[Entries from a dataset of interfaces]
>>>>>

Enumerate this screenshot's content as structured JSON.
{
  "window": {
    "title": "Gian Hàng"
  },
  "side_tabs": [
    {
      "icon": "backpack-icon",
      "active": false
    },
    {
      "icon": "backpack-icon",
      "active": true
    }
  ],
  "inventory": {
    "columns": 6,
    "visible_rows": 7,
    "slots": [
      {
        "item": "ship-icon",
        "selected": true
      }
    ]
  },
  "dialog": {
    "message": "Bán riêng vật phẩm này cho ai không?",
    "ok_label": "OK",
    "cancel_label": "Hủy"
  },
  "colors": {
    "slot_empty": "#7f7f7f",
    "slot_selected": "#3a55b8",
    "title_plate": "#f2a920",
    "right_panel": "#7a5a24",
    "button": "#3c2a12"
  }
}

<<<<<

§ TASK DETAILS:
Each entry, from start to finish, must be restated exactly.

§ SOLUTION:
Enumerate this screenshot's content as structured JSON.
{
  "window": {
    "title": "Gian Hàng"
  },
  "side_tabs": [
    {
      "icon": "backpack-icon",
      "active": false
    },
    {
      "icon": "backpack-icon",
      "active": true
    }
  ],
  "inventory": {
    "columns": 6,
    "visible_rows": 7,
    "slots": [
      {
        "item": "ship-icon",
        "selected": true
      }
    ]
  },
  "dialog": {
    "message": "Bán riêng vật phẩm này cho ai không?",
    "ok_label": "OK",
    "cancel_label": "Hủy"
  },
  "colors": {
    "slot_empty": "#7f7f7f",
    "slot_selected": "#3a55b8",
    "title_plate": "#f2a920",
    "right_panel": "#7a5a24",
    "button": "#3c2a12"
  }
}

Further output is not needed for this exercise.